Check every line of the data below for the string "dans", and copy the ones that hold it.

SUPPLIED MATERIAL —
◆ ◆ ◆ ◆ ◆ ◆ ◆
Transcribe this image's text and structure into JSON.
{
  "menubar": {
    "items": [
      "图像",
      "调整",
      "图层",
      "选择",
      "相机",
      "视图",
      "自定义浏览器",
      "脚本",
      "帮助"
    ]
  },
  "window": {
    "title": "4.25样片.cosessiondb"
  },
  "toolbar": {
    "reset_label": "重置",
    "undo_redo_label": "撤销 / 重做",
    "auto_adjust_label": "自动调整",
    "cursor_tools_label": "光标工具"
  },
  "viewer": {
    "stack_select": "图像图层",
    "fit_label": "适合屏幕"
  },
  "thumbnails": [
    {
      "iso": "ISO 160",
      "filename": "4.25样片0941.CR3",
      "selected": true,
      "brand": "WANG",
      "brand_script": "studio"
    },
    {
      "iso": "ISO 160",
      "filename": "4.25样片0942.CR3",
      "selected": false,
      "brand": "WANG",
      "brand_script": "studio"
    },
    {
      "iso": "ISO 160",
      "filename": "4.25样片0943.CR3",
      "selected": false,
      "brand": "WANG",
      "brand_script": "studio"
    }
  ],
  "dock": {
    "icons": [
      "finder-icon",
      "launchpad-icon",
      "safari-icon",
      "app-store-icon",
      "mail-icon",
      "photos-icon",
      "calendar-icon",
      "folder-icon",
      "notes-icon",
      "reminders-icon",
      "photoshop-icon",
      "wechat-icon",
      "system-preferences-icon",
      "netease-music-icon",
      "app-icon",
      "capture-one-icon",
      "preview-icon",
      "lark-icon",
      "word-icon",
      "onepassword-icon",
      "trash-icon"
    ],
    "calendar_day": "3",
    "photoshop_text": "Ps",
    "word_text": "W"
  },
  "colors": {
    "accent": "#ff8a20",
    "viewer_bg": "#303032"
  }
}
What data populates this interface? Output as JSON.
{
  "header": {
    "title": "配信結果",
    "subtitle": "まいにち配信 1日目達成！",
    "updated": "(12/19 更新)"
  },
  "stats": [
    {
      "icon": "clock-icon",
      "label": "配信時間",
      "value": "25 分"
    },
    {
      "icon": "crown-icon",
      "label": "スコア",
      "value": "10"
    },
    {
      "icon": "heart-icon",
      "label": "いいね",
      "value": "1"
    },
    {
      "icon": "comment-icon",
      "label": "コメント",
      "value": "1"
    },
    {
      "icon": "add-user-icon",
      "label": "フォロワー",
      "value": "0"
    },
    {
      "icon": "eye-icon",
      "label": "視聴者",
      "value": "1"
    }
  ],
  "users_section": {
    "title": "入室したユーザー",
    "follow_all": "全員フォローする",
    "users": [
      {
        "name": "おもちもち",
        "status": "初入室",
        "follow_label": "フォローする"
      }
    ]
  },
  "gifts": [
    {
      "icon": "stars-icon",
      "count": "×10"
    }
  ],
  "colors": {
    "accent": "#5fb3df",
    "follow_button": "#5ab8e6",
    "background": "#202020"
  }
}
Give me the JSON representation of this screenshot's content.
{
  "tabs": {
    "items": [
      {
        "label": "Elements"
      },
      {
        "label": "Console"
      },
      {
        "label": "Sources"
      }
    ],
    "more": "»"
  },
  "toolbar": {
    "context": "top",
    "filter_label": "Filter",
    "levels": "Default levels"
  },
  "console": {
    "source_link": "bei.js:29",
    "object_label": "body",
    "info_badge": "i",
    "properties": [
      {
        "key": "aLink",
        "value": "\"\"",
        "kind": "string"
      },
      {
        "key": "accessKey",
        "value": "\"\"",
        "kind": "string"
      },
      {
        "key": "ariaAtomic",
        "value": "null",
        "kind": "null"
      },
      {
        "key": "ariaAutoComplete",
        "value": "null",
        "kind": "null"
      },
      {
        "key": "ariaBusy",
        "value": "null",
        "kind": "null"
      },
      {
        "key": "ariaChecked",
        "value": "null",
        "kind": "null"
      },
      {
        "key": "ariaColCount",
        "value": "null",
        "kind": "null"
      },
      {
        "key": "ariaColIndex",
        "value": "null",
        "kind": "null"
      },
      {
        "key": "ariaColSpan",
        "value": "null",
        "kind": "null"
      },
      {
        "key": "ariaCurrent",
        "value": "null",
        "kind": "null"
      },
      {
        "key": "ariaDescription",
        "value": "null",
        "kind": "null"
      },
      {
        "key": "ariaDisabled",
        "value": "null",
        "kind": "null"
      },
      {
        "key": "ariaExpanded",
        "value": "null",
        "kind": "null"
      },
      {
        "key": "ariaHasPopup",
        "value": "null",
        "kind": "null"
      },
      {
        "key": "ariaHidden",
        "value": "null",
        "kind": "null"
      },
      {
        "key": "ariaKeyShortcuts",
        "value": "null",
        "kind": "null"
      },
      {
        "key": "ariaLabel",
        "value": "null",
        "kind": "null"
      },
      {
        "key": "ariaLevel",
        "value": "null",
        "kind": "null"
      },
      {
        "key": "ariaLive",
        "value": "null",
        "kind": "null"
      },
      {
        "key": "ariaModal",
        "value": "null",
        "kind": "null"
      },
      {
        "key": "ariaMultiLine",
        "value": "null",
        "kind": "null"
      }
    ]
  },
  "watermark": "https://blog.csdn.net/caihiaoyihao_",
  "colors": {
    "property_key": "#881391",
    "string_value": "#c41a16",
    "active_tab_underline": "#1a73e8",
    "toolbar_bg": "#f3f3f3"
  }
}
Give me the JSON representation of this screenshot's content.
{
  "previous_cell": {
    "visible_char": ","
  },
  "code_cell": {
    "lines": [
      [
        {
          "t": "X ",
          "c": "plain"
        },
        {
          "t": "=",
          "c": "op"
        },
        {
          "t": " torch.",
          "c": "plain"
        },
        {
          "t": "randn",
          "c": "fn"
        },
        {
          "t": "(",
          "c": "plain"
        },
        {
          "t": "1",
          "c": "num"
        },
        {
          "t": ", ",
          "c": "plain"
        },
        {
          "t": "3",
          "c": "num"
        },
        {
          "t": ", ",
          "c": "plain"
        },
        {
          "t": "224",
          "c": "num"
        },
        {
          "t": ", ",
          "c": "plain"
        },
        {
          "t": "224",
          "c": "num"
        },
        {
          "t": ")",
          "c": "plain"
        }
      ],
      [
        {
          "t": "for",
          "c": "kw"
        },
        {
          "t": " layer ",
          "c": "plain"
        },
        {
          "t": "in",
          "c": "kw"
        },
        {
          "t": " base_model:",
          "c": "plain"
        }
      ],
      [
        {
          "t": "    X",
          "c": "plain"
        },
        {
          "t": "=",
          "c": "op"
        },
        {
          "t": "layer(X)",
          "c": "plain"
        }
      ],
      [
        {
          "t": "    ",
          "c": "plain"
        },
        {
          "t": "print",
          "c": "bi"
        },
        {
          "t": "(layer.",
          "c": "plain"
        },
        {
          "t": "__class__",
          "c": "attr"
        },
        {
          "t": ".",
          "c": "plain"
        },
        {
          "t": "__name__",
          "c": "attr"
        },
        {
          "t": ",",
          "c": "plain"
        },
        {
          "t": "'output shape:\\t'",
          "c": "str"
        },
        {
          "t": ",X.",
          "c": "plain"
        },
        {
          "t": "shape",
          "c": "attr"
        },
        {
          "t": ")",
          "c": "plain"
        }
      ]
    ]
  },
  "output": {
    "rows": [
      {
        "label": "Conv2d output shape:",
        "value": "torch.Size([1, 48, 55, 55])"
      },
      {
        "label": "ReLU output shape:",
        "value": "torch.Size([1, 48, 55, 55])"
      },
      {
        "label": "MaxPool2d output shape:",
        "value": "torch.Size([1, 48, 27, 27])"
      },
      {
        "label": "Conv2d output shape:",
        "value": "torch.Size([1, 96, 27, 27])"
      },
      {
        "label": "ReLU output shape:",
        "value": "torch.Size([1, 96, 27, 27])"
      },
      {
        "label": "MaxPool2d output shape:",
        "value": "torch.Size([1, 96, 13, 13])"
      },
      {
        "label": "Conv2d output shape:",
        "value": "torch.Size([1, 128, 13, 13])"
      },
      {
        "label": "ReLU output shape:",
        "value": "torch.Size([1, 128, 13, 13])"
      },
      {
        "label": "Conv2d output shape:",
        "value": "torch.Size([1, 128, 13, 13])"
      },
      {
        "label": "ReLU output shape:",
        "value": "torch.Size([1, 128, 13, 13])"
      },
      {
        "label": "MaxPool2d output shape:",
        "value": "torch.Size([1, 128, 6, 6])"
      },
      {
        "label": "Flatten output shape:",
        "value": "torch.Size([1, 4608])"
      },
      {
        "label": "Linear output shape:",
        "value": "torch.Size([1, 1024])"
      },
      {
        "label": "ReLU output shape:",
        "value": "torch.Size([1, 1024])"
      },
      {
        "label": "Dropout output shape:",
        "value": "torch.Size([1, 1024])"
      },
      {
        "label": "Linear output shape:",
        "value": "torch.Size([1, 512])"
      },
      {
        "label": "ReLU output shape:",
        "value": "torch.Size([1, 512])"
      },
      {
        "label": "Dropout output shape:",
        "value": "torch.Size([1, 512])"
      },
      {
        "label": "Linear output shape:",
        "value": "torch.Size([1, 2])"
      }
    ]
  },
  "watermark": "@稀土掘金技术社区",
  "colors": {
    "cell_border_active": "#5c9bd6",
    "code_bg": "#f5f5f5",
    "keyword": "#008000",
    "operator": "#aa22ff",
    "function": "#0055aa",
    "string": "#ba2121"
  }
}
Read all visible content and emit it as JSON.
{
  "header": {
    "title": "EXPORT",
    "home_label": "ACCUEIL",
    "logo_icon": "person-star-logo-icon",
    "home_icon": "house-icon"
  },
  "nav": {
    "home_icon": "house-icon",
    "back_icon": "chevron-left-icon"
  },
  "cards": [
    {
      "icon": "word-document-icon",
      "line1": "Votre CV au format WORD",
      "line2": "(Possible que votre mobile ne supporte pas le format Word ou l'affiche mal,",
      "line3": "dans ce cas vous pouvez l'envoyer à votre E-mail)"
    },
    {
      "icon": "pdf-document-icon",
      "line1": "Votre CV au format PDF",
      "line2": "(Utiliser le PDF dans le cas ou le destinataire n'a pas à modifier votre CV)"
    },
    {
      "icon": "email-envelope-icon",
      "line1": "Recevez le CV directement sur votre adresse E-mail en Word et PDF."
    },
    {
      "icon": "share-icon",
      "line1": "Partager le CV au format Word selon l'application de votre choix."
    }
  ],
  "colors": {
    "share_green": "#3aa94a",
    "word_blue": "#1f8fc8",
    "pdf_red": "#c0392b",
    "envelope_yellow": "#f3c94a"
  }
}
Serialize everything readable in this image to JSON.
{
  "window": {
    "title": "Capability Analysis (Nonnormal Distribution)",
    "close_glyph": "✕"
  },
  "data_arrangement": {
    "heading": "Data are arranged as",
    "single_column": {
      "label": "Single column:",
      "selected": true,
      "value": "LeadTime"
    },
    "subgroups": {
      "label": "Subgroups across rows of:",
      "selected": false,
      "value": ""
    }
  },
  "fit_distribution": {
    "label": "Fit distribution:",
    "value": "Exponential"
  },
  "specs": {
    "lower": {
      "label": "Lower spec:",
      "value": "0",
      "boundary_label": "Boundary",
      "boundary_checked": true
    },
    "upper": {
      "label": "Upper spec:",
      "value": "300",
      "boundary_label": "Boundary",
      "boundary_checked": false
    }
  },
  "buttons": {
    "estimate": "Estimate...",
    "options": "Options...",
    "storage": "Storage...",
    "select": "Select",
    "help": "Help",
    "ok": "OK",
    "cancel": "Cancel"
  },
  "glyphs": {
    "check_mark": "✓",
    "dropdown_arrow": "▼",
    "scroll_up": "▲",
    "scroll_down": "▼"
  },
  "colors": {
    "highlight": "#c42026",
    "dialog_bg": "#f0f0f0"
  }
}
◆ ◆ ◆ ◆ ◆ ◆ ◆
SOLUTION —
      "line3": "dans ce cas vous pouvez l'envoyer à votre E-mail)"
      "line2": "(Utiliser le PDF dans le cas ou le destinataire n'a pas à modifier votre CV)"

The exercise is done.